### Records provided ###

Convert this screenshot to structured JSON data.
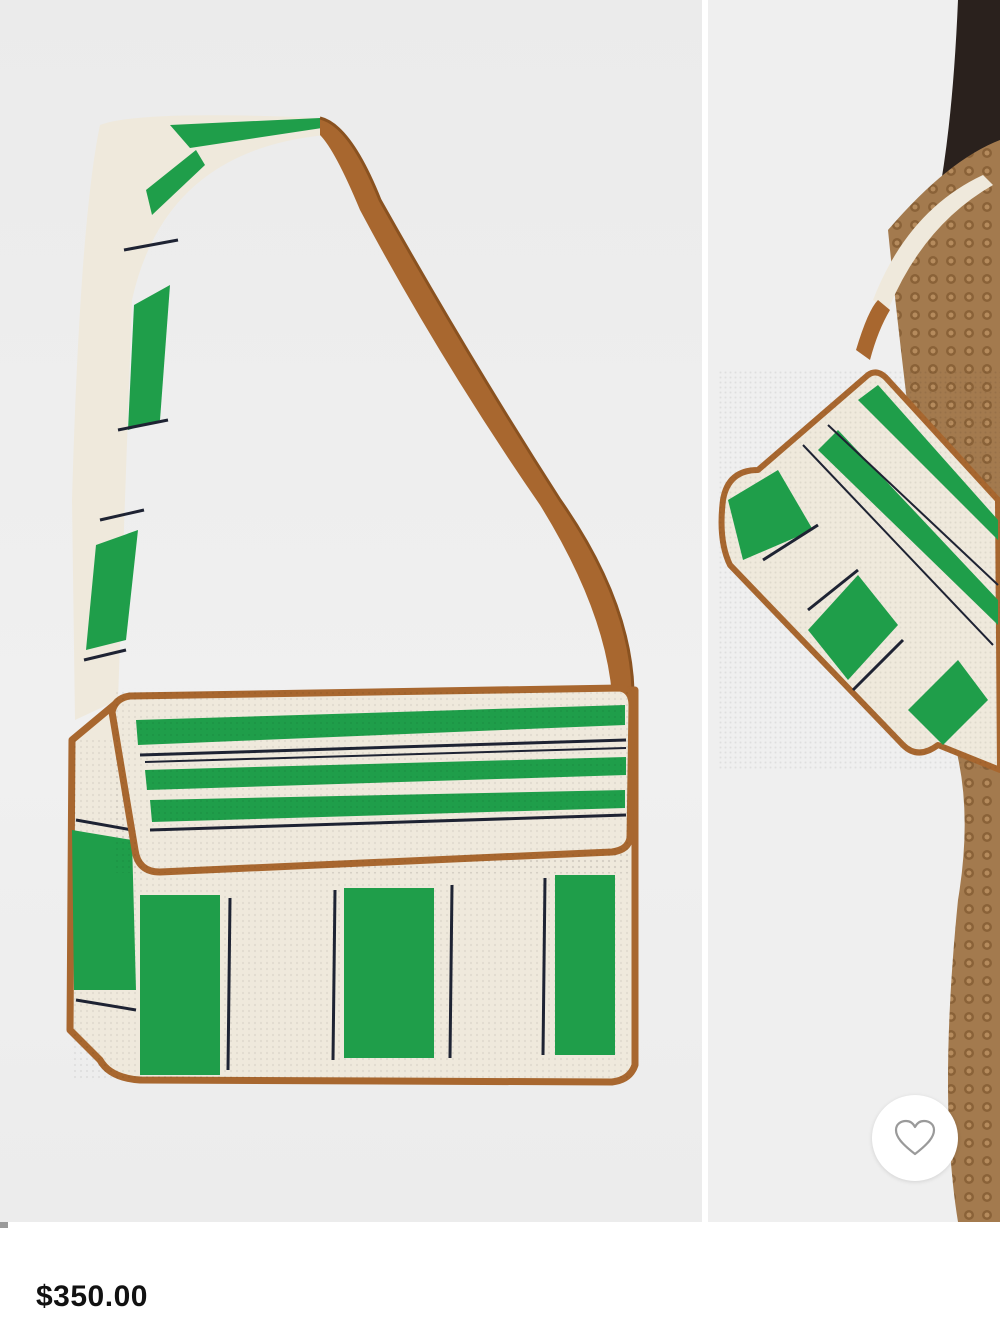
{
  "product": {
    "price": "$350.00",
    "images": [
      {
        "icon": "beaded-shoulder-bag-image"
      },
      {
        "icon": "model-wearing-bag-image"
      }
    ]
  },
  "wishlist": {
    "icon": "heart-outline-icon"
  },
  "colors": {
    "green": "#1f9e4a",
    "cream": "#efe9dc",
    "tan": "#a8672f",
    "navy": "#1e2333",
    "knit": "#a37a4e"
  }
}
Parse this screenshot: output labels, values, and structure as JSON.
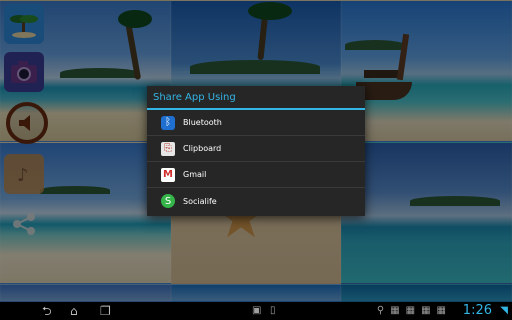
{
  "dialog": {
    "title": "Share App Using",
    "items": [
      {
        "label": "Bluetooth",
        "icon": "bluetooth-icon"
      },
      {
        "label": "Clipboard",
        "icon": "clipboard-icon"
      },
      {
        "label": "Gmail",
        "icon": "gmail-icon"
      },
      {
        "label": "Socialife",
        "icon": "socialife-icon"
      }
    ]
  },
  "status_bar": {
    "time": "1:26"
  },
  "colors": {
    "accent": "#33b5e5",
    "dialog_bg": "#262626"
  }
}
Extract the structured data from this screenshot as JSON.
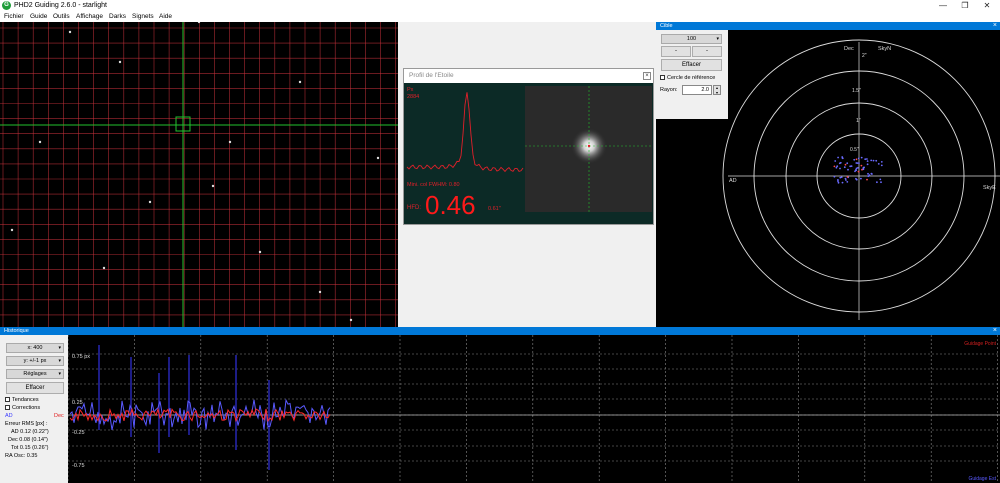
{
  "window": {
    "title": "PHD2 Guiding 2.6.0 - starlight",
    "minimize": "—",
    "maximize": "❐",
    "close": "✕"
  },
  "menu": [
    "Fichier",
    "Guide",
    "Outils",
    "Affichage",
    "Darks",
    "Signets",
    "Aide"
  ],
  "profile": {
    "title": "Profil de l'Etoile",
    "px_label": "Px",
    "px_value": "2884",
    "fwhm": "Mini. col FWHM: 0.80",
    "hfd_label": "HFD:",
    "hfd_value": "0.46",
    "hfd_arcsec": "0.61\"",
    "close": "×"
  },
  "cible": {
    "title": "Cible",
    "zoom": "100",
    "btn_minus": "-",
    "btn_small": "-",
    "clear": "Effacer",
    "ref_circle": "Cercle de référence",
    "radius_label": "Rayon:",
    "radius_value": "2.0",
    "labels": {
      "dec": "Dec",
      "skyn": "SkyN",
      "ad": "AD",
      "skye": "SkyE"
    },
    "rings": [
      "2\"",
      "1.5\"",
      "1\"",
      "0.5\""
    ],
    "close": "×"
  },
  "history": {
    "title": "Historique",
    "x_scale": "x: 400",
    "y_scale": "y: +/-1 px",
    "settings": "Réglages",
    "clear": "Effacer",
    "trends": "Tendances",
    "corrections": "Corrections",
    "ad_label": "AD",
    "dec_label": "Dec",
    "rms_title": "Erreur RMS [px] :",
    "rms_ad": "AD  0.12 (0.22\")",
    "rms_dec": "Dec  0.08 (0.14\")",
    "rms_tot": "Tot  0.15 (0.26\")",
    "ra_osc": "RA Osc: 0.35",
    "ytick_labels": [
      "0.75 px",
      "0.25",
      "-0.25",
      "-0.75"
    ],
    "right_top": "Guidage Point",
    "right_bottom": "Guidage Est",
    "close": "×"
  },
  "colors": {
    "grid_red": "#c8323c",
    "grid_green": "#22c22e",
    "ad_blue": "#5a5aff",
    "dec_red": "#ff2a2a",
    "profile_red": "#e0202a",
    "accent_blue": "#0078d7"
  }
}
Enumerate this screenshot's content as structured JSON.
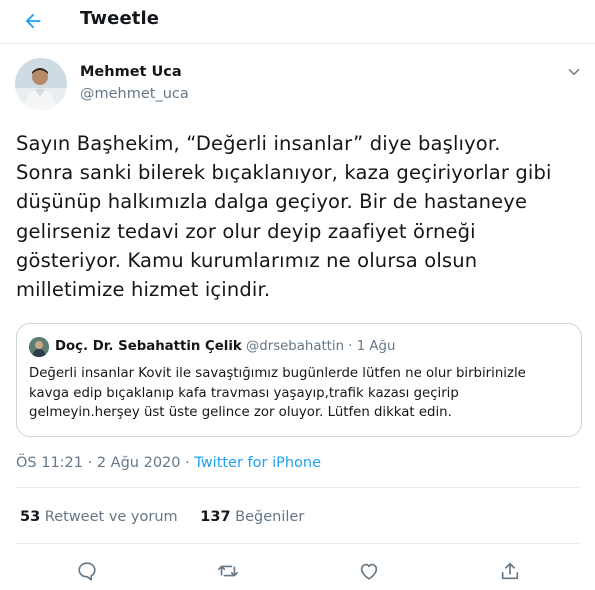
{
  "header": {
    "title": "Tweetle",
    "back_icon": "back-arrow-icon",
    "accent": "#1da1f2"
  },
  "author": {
    "name": "Mehmet Uca",
    "handle": "@mehmet_uca"
  },
  "tweet": {
    "lines": [
      "Sayın Başhekim, “Değerli insanlar” diye başlıyor.",
      "Sonra sanki bilerek bıçaklanıyor, kaza geçiriyorlar gibi",
      "düşünüp halkımızla dalga geçiyor. Bir de hastaneye",
      "gelirseniz tedavi zor olur deyip zaafiyet örneği",
      "gösteriyor. Kamu kurumlarımız ne olursa olsun",
      "milletimize hizmet içindir."
    ]
  },
  "quote": {
    "name": "Doç. Dr. Sebahattin Çelik",
    "handle": "@drsebahattin",
    "separator": "·",
    "date": "1 Ağu",
    "lines": [
      "Değerli insanlar Kovit ile savaştığımız bugünlerde lütfen ne olur birbirinizle",
      "kavga edip bıçaklanıp kafa travması yaşayıp,trafik kazası geçirip",
      "gelmeyin.herşey üst üste gelince zor oluyor. Lütfen dikkat edin."
    ]
  },
  "meta": {
    "time": "ÖS 11:21",
    "separator1": "·",
    "date": "2 Ağu 2020",
    "separator2": "·",
    "source": "Twitter for iPhone"
  },
  "stats": {
    "retweets_count": "53",
    "retweets_label": "Retweet ve yorum",
    "likes_count": "137",
    "likes_label": "Beğeniler"
  },
  "actions": [
    "reply-icon",
    "retweet-icon",
    "like-icon",
    "share-icon"
  ],
  "colors": {
    "text": "#14171a",
    "secondary": "#657786",
    "border": "#e6ecf0",
    "link": "#1da1f2"
  }
}
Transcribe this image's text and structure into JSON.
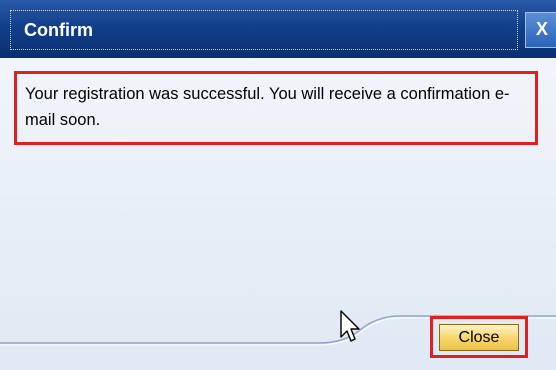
{
  "dialog": {
    "title": "Confirm",
    "close_icon_glyph": "X",
    "message": "Your registration was successful. You will receive a confirmation e-mail soon.",
    "close_label": "Close"
  },
  "colors": {
    "title_bar": "#123f8c",
    "highlight": "#e02020",
    "button_fill": "#f7d870"
  },
  "icons": {
    "window_close": "close-icon",
    "pointer": "arrow-cursor-icon"
  }
}
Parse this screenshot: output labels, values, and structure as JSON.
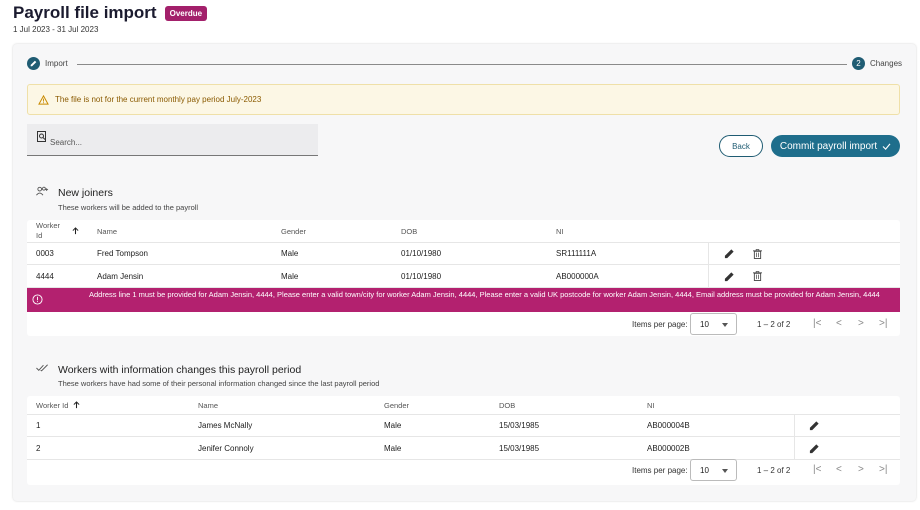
{
  "header": {
    "title": "Payroll file import",
    "badge": "Overdue",
    "period": "1 Jul 2023 - 31 Jul 2023"
  },
  "stepper": {
    "step1_label": "Import",
    "step2_number": "2",
    "step2_label": "Changes"
  },
  "warning": {
    "text": "The file is not for the current monthly pay period July-2023"
  },
  "search": {
    "placeholder": "Search..."
  },
  "actions": {
    "back_label": "Back",
    "commit_label": "Commit payroll import"
  },
  "new_joiners": {
    "title": "New joiners",
    "subtitle": "These workers will be added to the payroll",
    "columns": {
      "worker_id_line1": "Worker",
      "worker_id_line2": "Id",
      "name": "Name",
      "gender": "Gender",
      "dob": "DOB",
      "ni": "NI"
    },
    "rows": [
      {
        "worker_id": "0003",
        "name": "Fred Tompson",
        "gender": "Male",
        "dob": "01/10/1980",
        "ni": "SR111111A"
      },
      {
        "worker_id": "4444",
        "name": "Adam Jensin",
        "gender": "Male",
        "dob": "01/10/1980",
        "ni": "AB000000A"
      }
    ],
    "error": "Address line 1 must be provided for Adam Jensin, 4444, Please enter a valid town/city for worker Adam Jensin, 4444, Please enter a valid UK postcode for worker Adam Jensin, 4444, Email address must be provided for Adam Jensin, 4444",
    "pager": {
      "items_label": "Items per page:",
      "page_size": "10",
      "range": "1 – 2 of 2"
    }
  },
  "changes": {
    "title": "Workers with information changes this payroll period",
    "subtitle": "These workers have had some of their personal information changed since the last payroll period",
    "columns": {
      "worker_id": "Worker Id",
      "name": "Name",
      "gender": "Gender",
      "dob": "DOB",
      "ni": "NI"
    },
    "rows": [
      {
        "worker_id": "1",
        "name": "James McNally",
        "gender": "Male",
        "dob": "15/03/1985",
        "ni": "AB000004B"
      },
      {
        "worker_id": "2",
        "name": "Jenifer Connoly",
        "gender": "Male",
        "dob": "15/03/1985",
        "ni": "AB000002B"
      }
    ],
    "pager": {
      "items_label": "Items per page:",
      "page_size": "10",
      "range": "1 – 2 of 2"
    }
  },
  "colors": {
    "brand": "#1f6e8c",
    "badge": "#a3206b",
    "error": "#b3216f",
    "warning_bg": "#fcf7e5"
  }
}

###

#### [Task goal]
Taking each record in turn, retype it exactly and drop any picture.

#### [Solution]
Convert this screenshot to structured JSON data.
{
  "product": {
    "price": "$350.00",
    "images": [
      {
        "icon": "beaded-shoulder-bag-image"
      },
      {
        "icon": "model-wearing-bag-image"
      }
    ]
  },
  "wishlist": {
    "icon": "heart-outline-icon"
  },
  "colors": {
    "green": "#1f9e4a",
    "cream": "#efe9dc",
    "tan": "#a8672f",
    "navy": "#1e2333",
    "knit": "#a37a4e"
  }
}
Parse this screenshot: output labels, values, and structure as JSON.
{
  "dialog": {
    "title": "Share App Using",
    "items": [
      {
        "label": "Bluetooth",
        "icon": "bluetooth-icon"
      },
      {
        "label": "Clipboard",
        "icon": "clipboard-icon"
      },
      {
        "label": "Gmail",
        "icon": "gmail-icon"
      },
      {
        "label": "Socialife",
        "icon": "socialife-icon"
      }
    ]
  },
  "status_bar": {
    "time": "1:26"
  },
  "colors": {
    "accent": "#33b5e5",
    "dialog_bg": "#262626"
  }
}
Extract the structured data from this screenshot as JSON.
{
  "window": {
    "title": "PHD2 Guiding 2.6.0 - starlight",
    "minimize": "—",
    "maximize": "❐",
    "close": "✕"
  },
  "menu": [
    "Fichier",
    "Guide",
    "Outils",
    "Affichage",
    "Darks",
    "Signets",
    "Aide"
  ],
  "profile": {
    "title": "Profil de l'Etoile",
    "px_label": "Px",
    "px_value": "2884",
    "fwhm": "Mini. col FWHM: 0.80",
    "hfd_label": "HFD:",
    "hfd_value": "0.46",
    "hfd_arcsec": "0.61\"",
    "close": "×"
  },
  "cible": {
    "title": "Cible",
    "zoom": "100",
    "btn_minus": "-",
    "btn_small": "-",
    "clear": "Effacer",
    "ref_circle": "Cercle de référence",
    "radius_label": "Rayon:",
    "radius_value": "2.0",
    "labels": {
      "dec": "Dec",
      "skyn": "SkyN",
      "ad": "AD",
      "skye": "SkyE"
    },
    "rings": [
      "2\"",
      "1.5\"",
      "1\"",
      "0.5\""
    ],
    "close": "×"
  },
  "history": {
    "title": "Historique",
    "x_scale": "x: 400",
    "y_scale": "y: +/-1 px",
    "settings": "Réglages",
    "clear": "Effacer",
    "trends": "Tendances",
    "corrections": "Corrections",
    "ad_label": "AD",
    "dec_label": "Dec",
    "rms_title": "Erreur RMS [px] :",
    "rms_ad": "AD  0.12 (0.22\")",
    "rms_dec": "Dec  0.08 (0.14\")",
    "rms_tot": "Tot  0.15 (0.26\")",
    "ra_osc": "RA Osc: 0.35",
    "ytick_labels": [
      "0.75 px",
      "0.25",
      "-0.25",
      "-0.75"
    ],
    "right_top": "Guidage Point",
    "right_bottom": "Guidage Est",
    "close": "×"
  },
  "colors": {
    "grid_red": "#c8323c",
    "grid_green": "#22c22e",
    "ad_blue": "#5a5aff",
    "dec_red": "#ff2a2a",
    "profile_red": "#e0202a",
    "accent_blue": "#0078d7"
  }
}
Enumerate this screenshot's content as structured JSON.
{
  "header": {
    "title": "Tweetle",
    "back_icon": "back-arrow-icon",
    "accent": "#1da1f2"
  },
  "author": {
    "name": "Mehmet Uca",
    "handle": "@mehmet_uca"
  },
  "tweet": {
    "lines": [
      "Sayın Başhekim, “Değerli insanlar” diye başlıyor.",
      "Sonra sanki bilerek bıçaklanıyor, kaza geçiriyorlar gibi",
      "düşünüp halkımızla dalga geçiyor. Bir de hastaneye",
      "gelirseniz tedavi zor olur deyip zaafiyet örneği",
      "gösteriyor. Kamu kurumlarımız ne olursa olsun",
      "milletimize hizmet içindir."
    ]
  },
  "quote": {
    "name": "Doç. Dr. Sebahattin Çelik",
    "handle": "@drsebahattin",
    "separator": "·",
    "date": "1 Ağu",
    "lines": [
      "Değerli insanlar Kovit ile savaştığımız bugünlerde lütfen ne olur birbirinizle",
      "kavga edip bıçaklanıp kafa travması yaşayıp,trafik kazası geçirip",
      "gelmeyin.herşey üst üste gelince zor oluyor. Lütfen dikkat edin."
    ]
  },
  "meta": {
    "time": "ÖS 11:21",
    "separator1": "·",
    "date": "2 Ağu 2020",
    "separator2": "·",
    "source": "Twitter for iPhone"
  },
  "stats": {
    "retweets_count": "53",
    "retweets_label": "Retweet ve yorum",
    "likes_count": "137",
    "likes_label": "Beğeniler"
  },
  "actions": [
    "reply-icon",
    "retweet-icon",
    "like-icon",
    "share-icon"
  ],
  "colors": {
    "text": "#14171a",
    "secondary": "#657786",
    "border": "#e6ecf0",
    "link": "#1da1f2"
  }
}
Transcribe this image's text and structure into JSON.
{
  "dialog": {
    "title": "Confirm",
    "close_icon_glyph": "X",
    "message": "Your registration was successful. You will receive a confirmation e-mail soon.",
    "close_label": "Close"
  },
  "colors": {
    "title_bar": "#123f8c",
    "highlight": "#e02020",
    "button_fill": "#f7d870"
  },
  "icons": {
    "window_close": "close-icon",
    "pointer": "arrow-cursor-icon"
  }
}
Parse this screenshot: output labels, values, and structure as JSON.
{
  "header": {
    "title": "Payroll file import",
    "badge": "Overdue",
    "period": "1 Jul 2023 - 31 Jul 2023"
  },
  "stepper": {
    "step1_label": "Import",
    "step2_number": "2",
    "step2_label": "Changes"
  },
  "warning": {
    "text": "The file is not for the current monthly pay period July-2023"
  },
  "search": {
    "placeholder": "Search..."
  },
  "actions": {
    "back_label": "Back",
    "commit_label": "Commit payroll import"
  },
  "new_joiners": {
    "title": "New joiners",
    "subtitle": "These workers will be added to the payroll",
    "columns": {
      "worker_id_line1": "Worker",
      "worker_id_line2": "Id",
      "name": "Name",
      "gender": "Gender",
      "dob": "DOB",
      "ni": "NI"
    },
    "rows": [
      {
        "worker_id": "0003",
        "name": "Fred Tompson",
        "gender": "Male",
        "dob": "01/10/1980",
        "ni": "SR111111A"
      },
      {
        "worker_id": "4444",
        "name": "Adam Jensin",
        "gender": "Male",
        "dob": "01/10/1980",
        "ni": "AB000000A"
      }
    ],
    "error": "Address line 1 must be provided for Adam Jensin, 4444, Please enter a valid town/city for worker Adam Jensin, 4444, Please enter a valid UK postcode for worker Adam Jensin, 4444, Email address must be provided for Adam Jensin, 4444",
    "pager": {
      "items_label": "Items per page:",
      "page_size": "10",
      "range": "1 – 2 of 2"
    }
  },
  "changes": {
    "title": "Workers with information changes this payroll period",
    "subtitle": "These workers have had some of their personal information changed since the last payroll period",
    "columns": {
      "worker_id": "Worker Id",
      "name": "Name",
      "gender": "Gender",
      "dob": "DOB",
      "ni": "NI"
    },
    "rows": [
      {
        "worker_id": "1",
        "name": "James McNally",
        "gender": "Male",
        "dob": "15/03/1985",
        "ni": "AB000004B"
      },
      {
        "worker_id": "2",
        "name": "Jenifer Connoly",
        "gender": "Male",
        "dob": "15/03/1985",
        "ni": "AB000002B"
      }
    ],
    "pager": {
      "items_label": "Items per page:",
      "page_size": "10",
      "range": "1 – 2 of 2"
    }
  },
  "colors": {
    "brand": "#1f6e8c",
    "badge": "#a3206b",
    "error": "#b3216f",
    "warning_bg": "#fcf7e5"
  }
}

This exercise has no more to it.